Can be an alternative to jhum cultivation, which has become unsustainable due to a reduced fallow cycle, in northeast India
Pineapple-based agroforestry, traditionally practiced by ethnic Hmar tribe in southern Assam, can be a sustainable alternative to jhum cultivation in northeast India.
This traditional practice can provide twin solutions for climate change and biodiversity loss, according to a new study. The study was carried out by the Department of Ecology and Environmental Science, Assam University, Silchar, with support from the Climate Change Program Division of the Department of Science and Technology (DST).
Researchers have been looking for agroforestry options that would also offer high carbon storage potential and tree diversity to couple this with solutions for challenges of climate change and biodiversity loss, the DST statement said.
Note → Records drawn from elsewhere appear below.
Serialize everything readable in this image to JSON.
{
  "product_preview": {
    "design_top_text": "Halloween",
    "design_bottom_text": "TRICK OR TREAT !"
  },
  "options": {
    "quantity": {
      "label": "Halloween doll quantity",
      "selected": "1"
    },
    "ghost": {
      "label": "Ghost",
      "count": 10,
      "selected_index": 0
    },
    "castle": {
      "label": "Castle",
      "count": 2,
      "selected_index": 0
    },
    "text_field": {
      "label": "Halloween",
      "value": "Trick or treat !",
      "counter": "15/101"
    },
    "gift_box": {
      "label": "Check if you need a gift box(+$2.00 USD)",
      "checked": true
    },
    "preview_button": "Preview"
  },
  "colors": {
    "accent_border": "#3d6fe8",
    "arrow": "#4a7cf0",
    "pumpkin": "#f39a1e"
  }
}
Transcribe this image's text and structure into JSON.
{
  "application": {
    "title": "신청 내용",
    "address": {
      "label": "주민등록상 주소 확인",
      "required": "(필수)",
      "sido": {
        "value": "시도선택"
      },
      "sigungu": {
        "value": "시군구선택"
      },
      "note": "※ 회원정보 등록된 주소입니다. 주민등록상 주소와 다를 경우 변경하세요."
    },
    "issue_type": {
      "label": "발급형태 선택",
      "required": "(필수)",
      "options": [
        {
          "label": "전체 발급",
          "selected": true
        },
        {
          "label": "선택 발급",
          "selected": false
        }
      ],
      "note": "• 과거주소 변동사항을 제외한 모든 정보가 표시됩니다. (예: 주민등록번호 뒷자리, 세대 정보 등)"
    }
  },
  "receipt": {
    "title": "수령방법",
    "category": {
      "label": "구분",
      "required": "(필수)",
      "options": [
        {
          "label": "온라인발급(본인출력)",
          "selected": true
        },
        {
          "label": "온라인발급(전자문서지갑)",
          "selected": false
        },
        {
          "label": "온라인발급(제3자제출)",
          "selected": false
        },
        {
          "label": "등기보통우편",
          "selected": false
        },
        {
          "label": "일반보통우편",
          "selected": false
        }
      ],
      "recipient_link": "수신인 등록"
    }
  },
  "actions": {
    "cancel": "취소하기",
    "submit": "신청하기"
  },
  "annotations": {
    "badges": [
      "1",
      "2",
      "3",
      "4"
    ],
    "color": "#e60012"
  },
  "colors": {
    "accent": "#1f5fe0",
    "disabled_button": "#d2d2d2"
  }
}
Jhum cultivation, also called swidden agriculture, a dominant agricultural practice in the region, has become unsustainable due to the reduced fallow cycle resulting in depletion in soil fertility, severe soil erosion and low agronomic productivity.
Hence, northeast India and many south Asian countries are shifting to agroforestry and high-value cropping systems from traditional jhum practices over the past decades, which are considered sustainable and profitable alternatives.
The study assessed the tree diversity and ecosystem carbon storage through the traditional agroforestry system practiced by the local communities. It showed that the system they practice maintains a steady ecosystem carbon stock while reducing land-use-related carbon emission and providing additional co-benefits to the communities.
The research team, led by Arun Jyoti Nath, associate professor, Department of Ecology and Environmental Science, Assam University, conducted the study in the ethnic villages located in the Cachar district of Assam, part of the Himalayan foothills and the Indo-Burma, center of a global biodiversity hotspot.
They explored changes in tree diversity and transition of dominant tree species from swidden agriculture through different aged pineapple agroforestry systems (PAFS). The changes in the biomass carbon and ecosystem carbon storage in tree and pineapple components from swidden agriculture through different aged PAFS were also noted.
Researchers found that farmers apply traditional knowledge for tree selection through prior knowledge and long-term farming experience. Additionally, fruit trees such as Areca catechu and Musa species are planted on farm boundaries as live fences. The live fence reduces soil erosion and acts as a windbreak and shelterbelt.
A combination of economically important trees like Albiziaprocera, Parkiatimoriana, Aquilariamalaccensis, as well as fruit trees like papaya, lemon, guava, litchi and mango with pineapple caters for both home-consumption and selling all year round.
The upper canopy trees regulate light, enhance biomass inputs, and increase farm diversity, resulting in soil fertility and improved plant nutrition. The tree-related management practices promote the conservation of the farmers’ favoured indigenous fruit trees. In the older pineapple agroforestry farms, farmers introduce rubber trees.
The research shows that the practice can be applied for the REDD+ mechanism to add to the carbon capturing and reducing deforestation by contributing to tree cover, which may further incentivise against the carbon credit to the poor farmers.
PAFS are dominant land use in the Indian Eastern Himalayas and other parts of Asia and are mostly grown in association with multipurpose trees. The ethnic Hmar tribe in southern Assam has been cultivating pineapple for centuries.
At present, they practice the indigenous PAFS for, both home consumption and boosting economic benefits. They have applied traditional knowledge to evolve a unique agroforestry system.
The study published in the Journal of Environmental Management recently, can provide information about emission factor for the indigenous agro-ecosystems in North East India for mitigation purposes, which may facilitate the formulation of incentives for the communities.
It could also equip forest managers with information for accounting the changes in carbon storage due to deforestation and jhum cultivation. (India Science Wire)
We are a voice to you; you have been a support to us. Together we build journalism that is independent, credible and fearless. You can further help us by making a donation. This will mean a lot for our ability to bring you news, perspectives and analysis from the ground so that we can make change together.
Comments are moderated and will be published only after the site moderator’s approval. Please use a genuine email ID and provide your name. Selected comments may also be used in the ‘Letters’ section of the Down To Earth print edition.